10.  To answer these questions for you, let me describe where Creature rests in my body—deep within my thoracic spine, in the middle of my vertebrae alongside photo booth-sized images of unrequited knives. I am conscious of it as I watch my body read. Its language moves and settles. This process of watching—as opposed to thinking—may seem enigmatic. It is. READ MORE >

September 5th, 2013 / 4:51 pm




Amina Cain’s summer reading recommendations:


dbq-goulish-315x500Work from Memory by Dan Beachy-Quick and Matthew Goulish (Ahsahta Press, 2012)

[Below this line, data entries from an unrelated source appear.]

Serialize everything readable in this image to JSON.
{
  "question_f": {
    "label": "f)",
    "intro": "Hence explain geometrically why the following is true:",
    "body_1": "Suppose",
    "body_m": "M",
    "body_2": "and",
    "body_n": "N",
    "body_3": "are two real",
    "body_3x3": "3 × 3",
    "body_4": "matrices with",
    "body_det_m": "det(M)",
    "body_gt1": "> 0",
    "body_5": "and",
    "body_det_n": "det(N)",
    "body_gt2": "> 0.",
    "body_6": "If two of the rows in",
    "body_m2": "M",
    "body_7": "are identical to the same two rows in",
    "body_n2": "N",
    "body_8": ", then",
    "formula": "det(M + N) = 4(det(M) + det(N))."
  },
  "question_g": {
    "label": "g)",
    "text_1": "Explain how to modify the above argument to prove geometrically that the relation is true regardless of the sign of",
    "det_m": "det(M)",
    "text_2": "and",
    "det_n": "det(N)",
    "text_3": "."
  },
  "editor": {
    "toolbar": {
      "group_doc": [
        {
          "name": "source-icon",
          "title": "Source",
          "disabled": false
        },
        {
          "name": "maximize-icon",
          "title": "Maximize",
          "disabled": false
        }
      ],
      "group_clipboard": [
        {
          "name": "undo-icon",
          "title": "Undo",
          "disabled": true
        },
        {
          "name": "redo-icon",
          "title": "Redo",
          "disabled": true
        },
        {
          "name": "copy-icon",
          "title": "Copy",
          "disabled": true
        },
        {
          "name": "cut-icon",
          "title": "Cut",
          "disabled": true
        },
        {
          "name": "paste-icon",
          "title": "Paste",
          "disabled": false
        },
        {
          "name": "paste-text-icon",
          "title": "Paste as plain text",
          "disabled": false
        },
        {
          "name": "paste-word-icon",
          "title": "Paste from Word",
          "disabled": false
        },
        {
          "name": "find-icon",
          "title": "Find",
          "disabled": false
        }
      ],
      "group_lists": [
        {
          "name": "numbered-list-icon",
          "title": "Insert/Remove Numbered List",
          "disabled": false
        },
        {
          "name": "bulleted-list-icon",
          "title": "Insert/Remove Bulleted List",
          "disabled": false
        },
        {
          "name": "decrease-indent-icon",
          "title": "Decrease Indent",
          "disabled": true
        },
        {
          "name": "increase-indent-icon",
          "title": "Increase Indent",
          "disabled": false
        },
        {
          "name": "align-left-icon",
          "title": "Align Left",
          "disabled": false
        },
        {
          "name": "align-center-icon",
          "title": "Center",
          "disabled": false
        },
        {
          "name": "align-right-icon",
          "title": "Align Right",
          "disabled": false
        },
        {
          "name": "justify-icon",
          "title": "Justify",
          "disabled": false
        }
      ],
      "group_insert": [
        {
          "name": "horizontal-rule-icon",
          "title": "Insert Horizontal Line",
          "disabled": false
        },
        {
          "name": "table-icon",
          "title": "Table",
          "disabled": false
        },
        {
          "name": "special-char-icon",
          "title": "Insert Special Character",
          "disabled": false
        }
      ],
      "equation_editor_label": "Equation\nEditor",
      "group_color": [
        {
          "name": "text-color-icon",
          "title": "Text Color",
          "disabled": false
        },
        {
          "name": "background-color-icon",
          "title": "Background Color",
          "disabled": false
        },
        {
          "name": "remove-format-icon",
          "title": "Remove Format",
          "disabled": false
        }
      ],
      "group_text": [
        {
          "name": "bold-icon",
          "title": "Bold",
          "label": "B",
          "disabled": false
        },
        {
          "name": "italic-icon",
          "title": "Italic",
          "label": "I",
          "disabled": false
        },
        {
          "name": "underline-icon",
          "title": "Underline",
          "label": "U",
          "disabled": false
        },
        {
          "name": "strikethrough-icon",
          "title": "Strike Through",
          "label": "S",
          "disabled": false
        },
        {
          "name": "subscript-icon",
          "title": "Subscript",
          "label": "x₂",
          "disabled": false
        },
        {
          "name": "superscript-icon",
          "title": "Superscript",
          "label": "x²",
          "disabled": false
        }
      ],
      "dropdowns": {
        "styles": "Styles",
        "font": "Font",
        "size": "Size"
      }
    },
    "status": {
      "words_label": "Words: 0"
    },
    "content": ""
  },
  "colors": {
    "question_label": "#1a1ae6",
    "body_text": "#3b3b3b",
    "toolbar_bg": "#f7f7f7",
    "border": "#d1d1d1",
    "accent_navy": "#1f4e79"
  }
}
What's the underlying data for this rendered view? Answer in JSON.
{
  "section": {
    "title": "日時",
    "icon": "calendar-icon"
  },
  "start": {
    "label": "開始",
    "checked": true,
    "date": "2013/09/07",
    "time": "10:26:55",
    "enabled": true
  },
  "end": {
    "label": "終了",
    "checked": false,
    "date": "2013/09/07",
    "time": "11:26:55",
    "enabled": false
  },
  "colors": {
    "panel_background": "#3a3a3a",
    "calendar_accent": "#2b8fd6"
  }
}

My first three recommendations are books I myself plan to read this summer (and you should too!) and this one is at the top of my list. Work from Memory is in response to In Search of Lost Time by Marcel Proust, and Goulish is a performer whose work with Goat Island I’ve loved as much as any of my favorite books and those performances have taught me as much about writing as reading has. I’m also fond of Dan Beachy-Quick’s work because of what feels to me like a deep calmness within it. I can only imagine the territory the two of them cross into here.





murderMurder by Danielle Collobert, trans. Nathanaël (Litmus, 2013)

This is a short novel I’ve been waiting for all year, dedicated reader of Danielle Collobert (and Nathanaël) that I am. Another title by Collobert, It Then, is one of the most brutal books I’ve ever encountered, performative in its brutality and fragmented in a way that is more elegant than I thought fragments could be. Murder was written during the Algerian war and originally published by Éditions Gallimard in 1964, and from what I can tell, looks closely at the severity of human existence.






June 12th, 2013 / 11:00 am